When it comes to premium-end, flexible office space, we’re definitely in the golden age. As organisations change the way they view staff, productivity and business, there’s an increasing trend towards office space that’s as flexible as possible.
In terms of the physical space itself, this equates to things like reducing fixed-term office commitments and layout configurations, providing generous shared spaces for collaboration, hot desking, and access to use fully-kitted meeting and boardrooms. But this trend towards flexibility doesn’t just end there – it’s also showing in the way tenants view their commitment to office leases. In short: they don’t want to be tied down into traditional 3-5 year leases.
Enter companies like WeWork, the US flexible office space start-up that was recently valued at $47 billion. Just like Uber in the transport sector and Airbnb in the travel sector, WeWork is a disruptor in the commercial office space industry, working via an entirely non-traditional business model where they don’t own any buildings. Instead, they take on JVs with landlords, and then run the space on their behalf.
Essentially, WeWork is a global membership offering very flexible lease terms (you can rent month-to-month if you prefer), and the ability to add or take away desks as required. There are also a host of “trendy” perks – including things like free breakfasts, fitness classes, talks and mentorship programmes. Their focus is community, so they aim to foster an environment of collaboration between businesses within their space.
With presences established in many other countries around the globe, WeWork has now set its sights on South Africa, with the first space due to open in the Rosebank CBD on 1 August. The P-grade premises on Oxford Road will be leased from listed REIT, Redefine Properties, to become WeWork’s flagship location in the country. “Johannesburg is home to a huge number of innovative and established businesses as well as entrepreneurs and start-up’s, and we’re looking forward to learning from those who join our community of 400,000 members across 400 locations around the world,” says Eugen Miropolski, WeWork International’s Managing Director.
In terms of its competitors, WeWork definitely presents a threat to SA’s current office leasing market, who in contrast to most landlords and property managers, are wholly focused on the customer experience.
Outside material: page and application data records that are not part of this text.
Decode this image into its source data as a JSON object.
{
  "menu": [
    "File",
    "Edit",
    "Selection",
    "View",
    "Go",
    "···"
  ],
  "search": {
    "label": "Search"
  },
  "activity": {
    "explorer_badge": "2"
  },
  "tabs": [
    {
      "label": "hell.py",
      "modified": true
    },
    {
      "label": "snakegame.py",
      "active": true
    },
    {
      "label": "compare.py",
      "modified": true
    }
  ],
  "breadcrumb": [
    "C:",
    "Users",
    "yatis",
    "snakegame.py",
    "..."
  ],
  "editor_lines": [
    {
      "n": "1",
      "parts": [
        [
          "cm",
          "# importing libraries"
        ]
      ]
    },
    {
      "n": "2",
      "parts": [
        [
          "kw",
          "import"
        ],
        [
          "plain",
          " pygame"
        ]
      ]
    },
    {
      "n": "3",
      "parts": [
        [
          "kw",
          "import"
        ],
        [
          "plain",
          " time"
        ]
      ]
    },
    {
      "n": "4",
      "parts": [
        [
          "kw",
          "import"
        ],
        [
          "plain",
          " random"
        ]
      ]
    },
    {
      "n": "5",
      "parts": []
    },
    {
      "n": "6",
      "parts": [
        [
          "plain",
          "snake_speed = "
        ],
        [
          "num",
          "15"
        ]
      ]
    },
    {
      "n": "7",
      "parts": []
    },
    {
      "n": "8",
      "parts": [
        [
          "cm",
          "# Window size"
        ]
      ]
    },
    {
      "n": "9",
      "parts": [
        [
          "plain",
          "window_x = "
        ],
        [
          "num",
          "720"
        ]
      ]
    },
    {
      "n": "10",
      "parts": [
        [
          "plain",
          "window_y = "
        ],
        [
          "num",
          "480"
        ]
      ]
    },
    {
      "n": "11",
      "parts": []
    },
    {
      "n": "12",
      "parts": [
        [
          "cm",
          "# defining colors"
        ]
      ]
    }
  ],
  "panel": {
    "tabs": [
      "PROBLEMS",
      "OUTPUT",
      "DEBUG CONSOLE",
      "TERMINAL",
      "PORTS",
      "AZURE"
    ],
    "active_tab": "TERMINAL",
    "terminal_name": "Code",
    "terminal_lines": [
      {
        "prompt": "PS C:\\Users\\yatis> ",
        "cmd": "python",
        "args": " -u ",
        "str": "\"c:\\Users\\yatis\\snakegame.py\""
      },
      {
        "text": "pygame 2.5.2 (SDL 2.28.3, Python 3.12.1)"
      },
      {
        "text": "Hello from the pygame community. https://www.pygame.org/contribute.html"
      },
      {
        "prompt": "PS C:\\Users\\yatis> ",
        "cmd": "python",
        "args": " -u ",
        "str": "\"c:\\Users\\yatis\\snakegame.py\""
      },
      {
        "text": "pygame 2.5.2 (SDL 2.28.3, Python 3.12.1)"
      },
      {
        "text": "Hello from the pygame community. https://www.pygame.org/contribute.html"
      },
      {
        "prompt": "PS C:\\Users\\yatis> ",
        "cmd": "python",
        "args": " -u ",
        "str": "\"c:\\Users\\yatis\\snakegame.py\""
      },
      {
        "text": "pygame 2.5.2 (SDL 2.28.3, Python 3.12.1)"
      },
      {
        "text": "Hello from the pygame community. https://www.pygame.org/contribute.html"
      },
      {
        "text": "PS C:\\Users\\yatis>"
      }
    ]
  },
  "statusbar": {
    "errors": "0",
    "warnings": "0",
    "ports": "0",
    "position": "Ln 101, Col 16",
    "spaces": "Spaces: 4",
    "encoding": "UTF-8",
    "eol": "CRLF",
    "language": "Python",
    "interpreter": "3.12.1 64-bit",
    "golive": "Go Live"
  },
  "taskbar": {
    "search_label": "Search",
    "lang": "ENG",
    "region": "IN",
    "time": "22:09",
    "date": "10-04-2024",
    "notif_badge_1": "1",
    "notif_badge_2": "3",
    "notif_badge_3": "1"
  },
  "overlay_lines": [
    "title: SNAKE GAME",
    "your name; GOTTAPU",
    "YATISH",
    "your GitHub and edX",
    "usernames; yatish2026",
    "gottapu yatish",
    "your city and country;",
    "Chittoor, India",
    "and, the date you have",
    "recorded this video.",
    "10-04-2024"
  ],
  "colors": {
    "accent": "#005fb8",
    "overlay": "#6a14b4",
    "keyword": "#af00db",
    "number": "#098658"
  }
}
So, unlike conventional office tenants, WeWork members never have to worry about any unbudgeted costs for things like utilities, Wi-Fi, security, cleaning, coffee, tea, health juices, printing, reception services and mail handling. With the free use of attractive communal spaces that include phonebooths, wellness rooms and outside patio areas, it’s fair to say that no stone has been left unturned when it comes to occupant expectations.
WeWork’s significant global footprint gives them a major competitive edge to local suited office operators. With a WeWork membership card in hand, you could book a meeting in London or New York tomorrow at any of their offices – which makes doing business internationally completely accessible, and cheaper than ever.
Another possible disadvantage for WeWork’s competitors is that they’re unlikely to be able to compete on price. Most serviced office companies in South Africa have traditional leases with landlords, which means their prices are already set and will be hard to bring down to compete with WeWork’s, whose well-known business strategy is to be a loss leader in order to gain geographical footprint.
Whatever happens, WeWork’s arrival is set to shake things up in the serviced and traditional office sectors.